Resident fears action would affect emergency access

CANNELTON - Despite a protest from an adjacent landowner, Cannelton Common Council members voted in a public hearing July 14 to vacate a portion of the city's Richardson Street.

"My concern is the people living above me," said George Markline, who resides at 15 Clifton Heights. "If something happens, fire equipment can't get to them or they can't get out. There are kids up there, plus adults. I fear for the safety of children and adults if something should happen."

He gave the council permission to "put drainage across my property" if that would aid their decision to disapprove the vacation.

The council first discussed it this year at an April meeting. Councilwoman Lynn Fulkerson said then the previous city administration talked about it but never followed through.

Councilman John Young III said at the April meeting he has seen cars start up the road, but their drivers realize "it's extremely dangerous, and they'll start backing down." That action is also dangerous, he said, and "I don't want the city to be liable if something happens."

"That road was left alone for many years," Mayor Smokey Graves said at this month's hearing, which preceded the council's regular meeting. "Looking at maintenance from the Clifton Heights end, there are some ... issues."

City attorney Chris Goffinet noted a cable blocks each end of the road.

"If something happens, you can't get in or out now," Graves said.

"There are other streets in Tell City and Cannelton that dead-end, and have only one entrance," the lawyer noted. "I'm not sure the fire department would take a truck up that road."

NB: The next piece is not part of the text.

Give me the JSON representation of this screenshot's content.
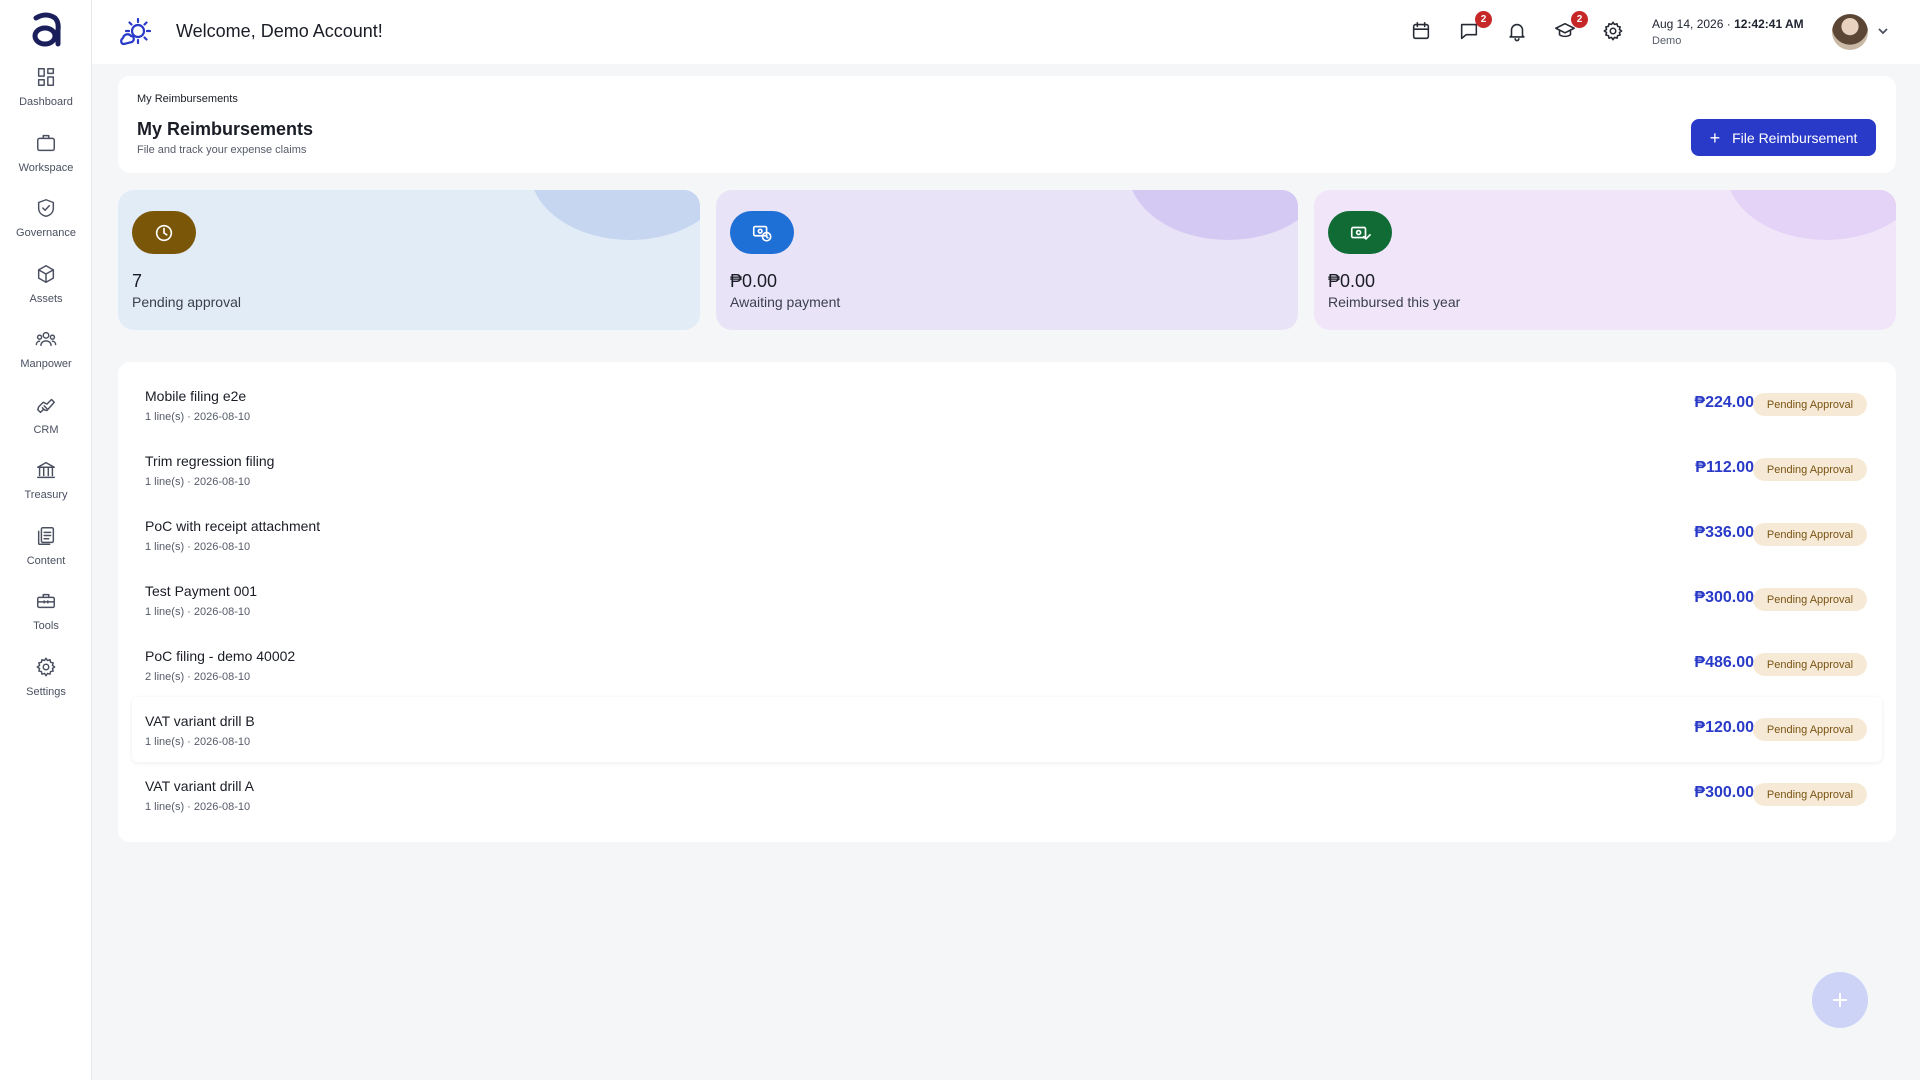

"It's impassable for a fire truck or ambulance," said Young, also a firefighter.

Graves called the road "past the point of revivability," but noted people ride motorcycles and all-terrain vehicles on it, subjecting the city to possible liability.

"I would say we have more liability problems now than we would" after the street's vacation, Young said.

Goffinet said the city's sewer department would retain a perpetual easement for a line running through the area, but the property would otherwise be divided among property owners on each side of the street. He also said the city would have no obligation to remove or repair its asphalt.

The vacation went into effect when council members signed it.

In other business during the regular meeting, Young said residents have asked him who's responsible for sidewalks.

Goffinet said homeowners are, "but we don't have an ordinance." He would look into preparing one, the lawyer said.

Before the hearing and council meeting began, city Building Inspector Bruce Myers told The News residents are responsible for any grass growing on the street side of sidewalks in front of their homes. "Mostly along Seventh Street," he said, "people think the state will take care of it." Seventh Street is also Indiana 66.

"Are we still allowing limb disposal behind the floodwall?" Young asked.

"I've not had an issue with that," Graves answered,

"We've been patrolling," Cannelton Police Chief Kenny Kellems said, "and have made people put garbage back in their cars."